Speech by Red Miller's wife highlights Ring of Fame ceremony

Coach Red Miller, who led the famed Orange Crush Broncos Defense to their first Super Bowl appearance in 1977, passed away from stroke complications Wednesday, Sept. 27.

ENGLEWOOD - Tom Jackson was there and so were Louis Wright, the great Rubin Carter, Dennis Smith, Rod Smith, Craig Morton, Jim Turner, Steve Watson, Steve Foley, Rick Upchurch, Rich “Tombstone” Jackson, John Elway, Simon Fletcher, Karl Mecklenburg, Steve Foley, Bucky Dilts, Ron Egloff, Larry Evans, Greg Boyd, Claudie Minor, Gary Zimmerman, Paul Howard and Terrell Davis, among many others.

And who stole the show? Nan Miller.

The highlight of the Broncos’ Ring of Fame induction/Pro Hall of Fame ring dinner Friday night at When-Are-They-Going-Rename-Sports Authority Field at Mile High was a stirring 15-minute speech by the wife of the late legendary coach Red Miller.

The essence of coaching is to make others better and even at home, Red Miller brought out the best.

Nan Miller, speaking on behalf of her husband who passed away two months before he was to become the 32nd member of the Broncos’ Ring of Fame, honored Red with anecdotes of his impact and perseverance in his life and career.

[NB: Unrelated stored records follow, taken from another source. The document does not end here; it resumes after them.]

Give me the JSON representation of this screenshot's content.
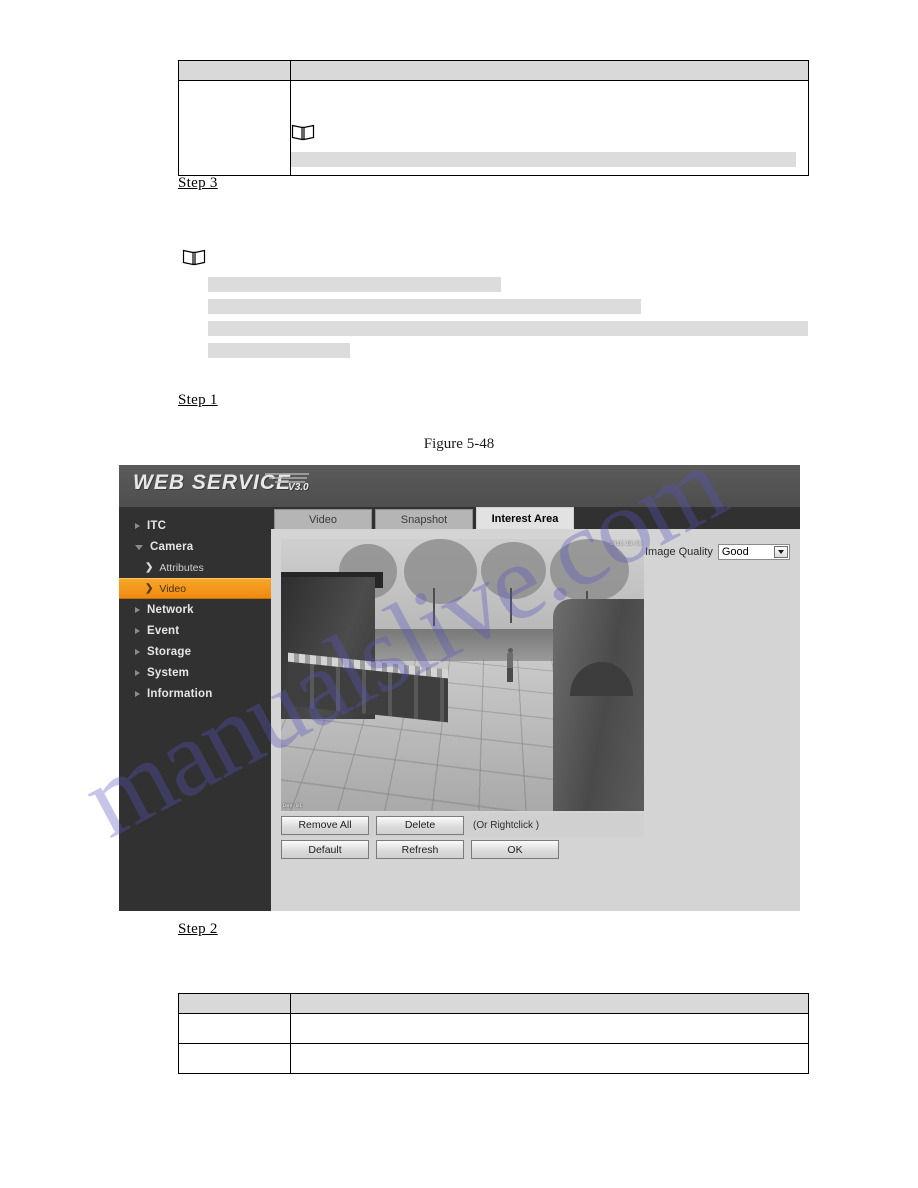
{
  "document": {
    "figure_caption": "Figure 5-48",
    "step_3": "Step 3",
    "step_1": "Step 1",
    "step_2": "Step 2",
    "watermark": "manualslive.com",
    "note_icon_name": "note-book-icon",
    "top_table": {
      "header": [
        "",
        ""
      ],
      "rows": [
        [
          "",
          ""
        ]
      ],
      "note_redacted_bar": ""
    },
    "note_block": {
      "lines": [
        "",
        "",
        "",
        ""
      ]
    },
    "bottom_table": {
      "header": [
        "",
        ""
      ],
      "rows": [
        [
          "",
          ""
        ],
        [
          "",
          ""
        ]
      ]
    }
  },
  "webui": {
    "logo": {
      "text": "WEB  SERVICE",
      "version": "V3.0"
    },
    "sidebar": {
      "items": [
        {
          "label": "ITC",
          "type": "group",
          "expanded": false,
          "active": false
        },
        {
          "label": "Camera",
          "type": "group",
          "expanded": true,
          "active": false
        },
        {
          "label": "Attributes",
          "type": "sub",
          "active": false
        },
        {
          "label": "Video",
          "type": "sub",
          "active": true
        },
        {
          "label": "Network",
          "type": "group",
          "expanded": false,
          "active": false
        },
        {
          "label": "Event",
          "type": "group",
          "expanded": false,
          "active": false
        },
        {
          "label": "Storage",
          "type": "group",
          "expanded": false,
          "active": false
        },
        {
          "label": "System",
          "type": "group",
          "expanded": false,
          "active": false
        },
        {
          "label": "Information",
          "type": "group",
          "expanded": false,
          "active": false
        }
      ]
    },
    "tabs": [
      {
        "label": "Video",
        "active": false
      },
      {
        "label": "Snapshot",
        "active": false
      },
      {
        "label": "Interest Area",
        "active": true
      }
    ],
    "quality": {
      "label": "Image Quality",
      "value": "Good"
    },
    "video": {
      "osd_top_right": "2016-10-09",
      "osd_bottom_left": "Dev 01"
    },
    "buttons": {
      "remove_all": "Remove All",
      "delete": "Delete",
      "hint": "(Or Rightclick )",
      "default": "Default",
      "refresh": "Refresh",
      "ok": "OK"
    },
    "colors": {
      "accent": "#ef8a10",
      "sidebar_bg": "#313131",
      "header_bg": "#555555",
      "panel_bg": "#d4d4d4"
    }
  }
}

She started with how Red was born and raised in a poor home with a dirt floor in Macomb, Ill. A homecoming king in high school and college.

Red Miller would have been proud of his wife’s sentiments. 

Before the dinner – prime rib or crab cakes were the entrees – that was held in the Broncos’ home locker room, and the speeches, there was a social hour with so many of Miller’s former players from the 1960s, when he was a Broncos’ assistant, and from 1977-80, when he was the head coach who brought the franchise to its first Super Bowl, and first three playoff appearances.

And then came the unveiling of Miller’s Ring of Fame pillar in the rain.

“Just the comradery and the warmth,’’ Nan Miller said to a media gathering following the pillar unveiling. 

"The fact that these big ol’ tough football players stick together like they do and they really come together when they need each other. They were there for Red three years ago when he was really sick. They were the ones that showed up and, ‘Come on Red, let’s go. Let’s go.’

“It’s amazing that they care after so long and it’s amazing that the people of Denver care like they do after 40 years. So many people come up to us and say, ‘I was there 40 years ago and it was wonderful. You brought so much joy to this town, we had so much fun and you did so much for all of us.’ That happens every day. Everywhere we went somebody would stop us and say thank you for what you did. It can’t help but make you feel good. He was very good to the fans and very appreciative. He never turned anybody down and he always talked to them, especially the kids. A very grateful, very humble person. He would be very proud tonight—inwardly proud.”

Her speech concluded with a poem Miller read in elementary school and later to his children and grandchildren “thousands of times.’’ 

Somebody said that it couldn't be done,
But, he with a chuckle replied
That"maybe it couldn't, but he would be one
Who wouldn't say so till he'd tried.  
So he buckled right in with a bit of a grin
On his face, if we worried, he hid it.
He started to sing as he tackled that thing
That couldn't be done, and he did it.  

 

Terrell Davis also received his Hall of Fame ring from Dave Baker, president of the Pro Football Hall of Fame.

Davis was the fifth Bronco inducted into the Hall of Fame in August, following Elway, Zimmerman, Floyd Little and Shannon Sharpe.

“It’s the gift that keeps on giving, I guess,’’ Davis said. “Someone told me, I think Tim Brown said,‘You won’t get any rest until August of next year.’ And I think he’s right, but here’s what’s great about it, it’s not like it’s a one-time deal. It’s been an event that’s been celebrated since February when I heard the announcement and we’re still celebrating."

“It’s really hard, I’m serious, to put this into words how much this means and how special this honor is. It’s not taken lightly. This is a huge honor. I don’t care, we can celebrate this the next four-five years. I’ll be here if they want to do it. If they want to do it, I’ll be here to celebrate it. But I’m enjoying it, I really am enjoying it. My family is enjoying this and we’ll continue to enjoy it."

© 2017 KUSA-TV


JOIN THE CONVERSATION

To find out more about Facebook commenting please read the
Conversation Guidelines and FAQs

Leave a Comment